Volunteers were involved in many of the individual projects, helping to engage the local community in the work. Young people training with the Future Jobs Fund got involved with the conservation of three bronze statues in Princes Street Gardens. The fund offers work experience to young school leavers who have not found work, increasing their awareness of employability skills and possible career paths. With their help, each of the statues were cleaned to remove all the accumulated grime, then a specialist treatment was applied to stabilise any corrosion, and finally the bronze was re-patinated and a new layer of wax applied to protect it.
Another opportunity presented itself during the work to St Bernard’s Well. This monument is modelled on the ancient Roman temple of Vesta in Tivoli, and a key part of the project was the repair of its domed roof. Closer examination of the decorative pine cone on top of the roof revealed traces of a primer used to provide a stable base for applying gold leaf. Two special donations enabled the pine cone to be re-gilded, which was carried out by conservation volunteer Georgina von Hof, providing her with valuable new experience for her future career.
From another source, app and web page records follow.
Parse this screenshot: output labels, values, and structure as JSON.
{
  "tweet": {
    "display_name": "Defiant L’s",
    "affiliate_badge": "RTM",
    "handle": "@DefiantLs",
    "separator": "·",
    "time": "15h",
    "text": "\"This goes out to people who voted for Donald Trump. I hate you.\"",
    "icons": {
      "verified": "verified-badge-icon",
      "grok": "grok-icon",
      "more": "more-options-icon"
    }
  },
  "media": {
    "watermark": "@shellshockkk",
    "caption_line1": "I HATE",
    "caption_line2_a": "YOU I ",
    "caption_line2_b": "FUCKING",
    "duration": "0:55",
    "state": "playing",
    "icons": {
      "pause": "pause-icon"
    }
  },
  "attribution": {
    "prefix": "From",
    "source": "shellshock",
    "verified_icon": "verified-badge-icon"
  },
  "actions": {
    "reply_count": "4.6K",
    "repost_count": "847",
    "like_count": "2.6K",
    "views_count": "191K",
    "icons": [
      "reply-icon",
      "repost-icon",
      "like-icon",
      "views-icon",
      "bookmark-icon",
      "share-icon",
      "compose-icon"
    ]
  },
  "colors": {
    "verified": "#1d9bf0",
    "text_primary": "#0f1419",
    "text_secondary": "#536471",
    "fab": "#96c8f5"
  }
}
The project has also revealed new aspects of each monument, perhaps most importantly with the statue to King Charles II. It is one of the oldest lead statues in the UK dating back to 1685, and was carefully dismantled and taken away for conservation in October 2010. Once in the conservator’s workshop it could be examined in detail both inside and outside. As the statue is hollow, it has an internal armature to provide support. This had clearly been repaired many times in the past, often not very successfully.
There had been much speculation amongst art historians that the statue could be attributed to Grinling Gibbons, the celebrated sculptor and wood carver. Another statue of King Charles at Windsor Castle, which bears a striking resemblance to the one in Edinburgh, is known to have been by Gibbons, but small differences in the two threw the idea into some doubt. The conservators were able to examine the statues in detail, and it became obvious that the Edinburgh example had lost some features over the years, and also that the corroding armature had caused the whole statue to buckle. Having studied the Edinburgh and Windsor statues their firm conclusion was that both came from the same mould.
Key to each project has been a fundraising campaign, generating not only the necessary funds but also demonstrating public support for the monuments. Around a third of the cost of each project has come in the form of donations from charitable trusts, businesses, institutions and the general public. Overall, a total of £302,375 was raised, clearly showing the importance that ordinary Edinburgh residents place on these historic monuments and statues, which form a backdrop to their everyday lives.
The Twelve Monuments Project was an extremely rare undertaking for a historic city in the UK. The project proved to be a great example of partnership working, bringing together the local authority with a heritage charity, specialists in the field of conservation and the local community. The public support that the project has received has shown that whatever the intentions of the original instigators, people today value these monuments and statues as part of the fabric of the city, something to take pride in and pass on to future generations.